** Opening DATA FOR REVIEW block **

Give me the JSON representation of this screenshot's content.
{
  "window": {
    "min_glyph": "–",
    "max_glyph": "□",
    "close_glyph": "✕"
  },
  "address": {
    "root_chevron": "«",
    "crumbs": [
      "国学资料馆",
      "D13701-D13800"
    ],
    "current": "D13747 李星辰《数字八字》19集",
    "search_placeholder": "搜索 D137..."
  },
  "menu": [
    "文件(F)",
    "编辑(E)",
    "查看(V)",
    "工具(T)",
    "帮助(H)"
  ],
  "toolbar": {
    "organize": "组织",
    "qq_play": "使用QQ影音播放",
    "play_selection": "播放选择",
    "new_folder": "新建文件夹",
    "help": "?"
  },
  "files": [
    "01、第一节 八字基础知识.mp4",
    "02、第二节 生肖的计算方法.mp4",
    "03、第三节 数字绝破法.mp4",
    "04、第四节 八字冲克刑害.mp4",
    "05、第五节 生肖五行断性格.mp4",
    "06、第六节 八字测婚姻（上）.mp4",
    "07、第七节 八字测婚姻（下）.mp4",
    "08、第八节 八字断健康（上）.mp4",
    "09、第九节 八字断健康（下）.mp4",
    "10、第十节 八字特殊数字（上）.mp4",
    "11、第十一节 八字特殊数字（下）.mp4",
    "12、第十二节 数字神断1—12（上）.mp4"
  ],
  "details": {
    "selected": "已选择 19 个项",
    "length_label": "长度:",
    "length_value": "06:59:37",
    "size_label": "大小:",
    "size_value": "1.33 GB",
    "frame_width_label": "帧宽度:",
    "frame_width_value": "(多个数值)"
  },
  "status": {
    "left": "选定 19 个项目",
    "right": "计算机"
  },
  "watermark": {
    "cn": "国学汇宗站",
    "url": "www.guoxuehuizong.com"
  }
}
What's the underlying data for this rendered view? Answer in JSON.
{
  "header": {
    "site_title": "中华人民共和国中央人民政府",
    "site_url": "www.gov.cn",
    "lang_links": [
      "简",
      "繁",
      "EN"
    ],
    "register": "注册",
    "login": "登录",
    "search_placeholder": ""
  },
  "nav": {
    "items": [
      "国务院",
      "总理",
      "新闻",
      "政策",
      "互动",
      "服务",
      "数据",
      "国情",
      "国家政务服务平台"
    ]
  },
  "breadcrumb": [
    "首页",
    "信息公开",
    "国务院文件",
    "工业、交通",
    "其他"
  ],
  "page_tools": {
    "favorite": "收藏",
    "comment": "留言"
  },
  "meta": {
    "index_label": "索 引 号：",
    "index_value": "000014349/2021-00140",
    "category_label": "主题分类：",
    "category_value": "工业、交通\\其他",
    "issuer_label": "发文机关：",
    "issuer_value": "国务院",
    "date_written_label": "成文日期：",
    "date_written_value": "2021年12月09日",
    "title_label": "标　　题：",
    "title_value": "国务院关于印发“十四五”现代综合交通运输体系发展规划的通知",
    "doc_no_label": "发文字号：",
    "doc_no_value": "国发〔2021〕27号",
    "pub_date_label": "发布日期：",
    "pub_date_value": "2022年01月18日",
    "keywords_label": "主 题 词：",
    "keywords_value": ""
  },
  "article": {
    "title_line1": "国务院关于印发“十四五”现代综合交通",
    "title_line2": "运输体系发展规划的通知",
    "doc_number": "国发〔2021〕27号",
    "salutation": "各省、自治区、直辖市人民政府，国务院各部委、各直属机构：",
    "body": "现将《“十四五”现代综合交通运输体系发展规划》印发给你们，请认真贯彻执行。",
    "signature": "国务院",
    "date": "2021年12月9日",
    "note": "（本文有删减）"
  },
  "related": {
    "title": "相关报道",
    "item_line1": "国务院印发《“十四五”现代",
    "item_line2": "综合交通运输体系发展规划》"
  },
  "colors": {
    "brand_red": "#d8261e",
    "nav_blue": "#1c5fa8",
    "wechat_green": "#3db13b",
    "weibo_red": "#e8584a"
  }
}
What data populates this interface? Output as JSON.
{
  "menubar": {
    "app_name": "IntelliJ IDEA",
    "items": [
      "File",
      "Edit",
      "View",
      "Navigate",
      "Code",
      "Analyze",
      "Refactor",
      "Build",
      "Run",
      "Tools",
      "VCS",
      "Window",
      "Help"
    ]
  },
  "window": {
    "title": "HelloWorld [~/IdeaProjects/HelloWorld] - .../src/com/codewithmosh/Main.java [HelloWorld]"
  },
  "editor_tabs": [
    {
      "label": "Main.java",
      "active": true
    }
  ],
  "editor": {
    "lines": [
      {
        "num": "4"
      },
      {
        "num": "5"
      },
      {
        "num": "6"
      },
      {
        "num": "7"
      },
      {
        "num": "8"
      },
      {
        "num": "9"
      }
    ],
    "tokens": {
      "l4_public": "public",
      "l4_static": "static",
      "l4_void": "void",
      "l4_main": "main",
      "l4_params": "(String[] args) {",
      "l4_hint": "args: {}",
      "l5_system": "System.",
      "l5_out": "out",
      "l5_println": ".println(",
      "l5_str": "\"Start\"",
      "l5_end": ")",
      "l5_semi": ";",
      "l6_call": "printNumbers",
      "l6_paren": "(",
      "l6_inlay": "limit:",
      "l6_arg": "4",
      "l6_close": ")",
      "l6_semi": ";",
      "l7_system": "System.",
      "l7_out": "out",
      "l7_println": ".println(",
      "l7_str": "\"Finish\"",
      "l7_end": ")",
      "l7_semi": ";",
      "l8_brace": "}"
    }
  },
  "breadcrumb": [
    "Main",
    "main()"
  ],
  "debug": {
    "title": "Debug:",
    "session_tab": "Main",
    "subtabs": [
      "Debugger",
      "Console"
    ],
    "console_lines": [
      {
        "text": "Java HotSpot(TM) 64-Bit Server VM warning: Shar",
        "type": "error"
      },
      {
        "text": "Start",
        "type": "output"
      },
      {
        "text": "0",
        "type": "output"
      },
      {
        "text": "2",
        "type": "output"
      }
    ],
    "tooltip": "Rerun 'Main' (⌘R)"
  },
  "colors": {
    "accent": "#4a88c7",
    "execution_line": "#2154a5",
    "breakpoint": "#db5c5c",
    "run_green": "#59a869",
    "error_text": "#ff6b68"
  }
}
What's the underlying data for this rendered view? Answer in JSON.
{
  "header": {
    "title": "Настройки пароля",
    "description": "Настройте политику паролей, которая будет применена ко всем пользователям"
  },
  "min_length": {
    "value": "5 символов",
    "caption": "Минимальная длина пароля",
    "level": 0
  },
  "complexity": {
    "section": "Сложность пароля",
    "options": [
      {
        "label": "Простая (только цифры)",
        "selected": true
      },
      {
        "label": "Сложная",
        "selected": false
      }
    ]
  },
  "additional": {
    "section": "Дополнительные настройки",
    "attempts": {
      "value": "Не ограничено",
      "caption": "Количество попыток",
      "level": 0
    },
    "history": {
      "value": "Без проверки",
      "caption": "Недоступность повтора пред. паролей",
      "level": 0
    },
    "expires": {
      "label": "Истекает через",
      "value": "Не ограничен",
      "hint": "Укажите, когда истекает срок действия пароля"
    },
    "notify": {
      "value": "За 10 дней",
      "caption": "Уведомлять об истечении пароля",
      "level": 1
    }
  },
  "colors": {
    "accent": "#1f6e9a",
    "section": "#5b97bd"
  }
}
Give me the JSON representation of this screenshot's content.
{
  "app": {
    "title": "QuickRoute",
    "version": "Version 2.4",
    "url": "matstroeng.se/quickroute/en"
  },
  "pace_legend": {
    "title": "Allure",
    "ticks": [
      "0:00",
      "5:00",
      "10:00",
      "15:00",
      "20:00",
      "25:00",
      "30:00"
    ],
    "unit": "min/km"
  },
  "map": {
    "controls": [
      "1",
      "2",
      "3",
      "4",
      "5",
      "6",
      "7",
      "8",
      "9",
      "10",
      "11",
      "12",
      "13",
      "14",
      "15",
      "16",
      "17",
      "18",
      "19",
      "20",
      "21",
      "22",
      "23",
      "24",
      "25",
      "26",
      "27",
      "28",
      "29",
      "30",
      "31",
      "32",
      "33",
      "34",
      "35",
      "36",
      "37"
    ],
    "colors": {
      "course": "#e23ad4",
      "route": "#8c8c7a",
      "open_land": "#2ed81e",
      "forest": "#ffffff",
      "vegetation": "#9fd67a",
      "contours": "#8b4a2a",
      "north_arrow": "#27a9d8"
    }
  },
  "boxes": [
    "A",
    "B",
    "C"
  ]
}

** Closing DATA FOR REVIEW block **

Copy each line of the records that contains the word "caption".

TASK OUTPUT:
    "caption": "Минимальная длина пароля",
      "caption": "Количество попыток",
      "caption": "Недоступность повтора пред. паролей",
      "caption": "Уведомлять об истечении пароля",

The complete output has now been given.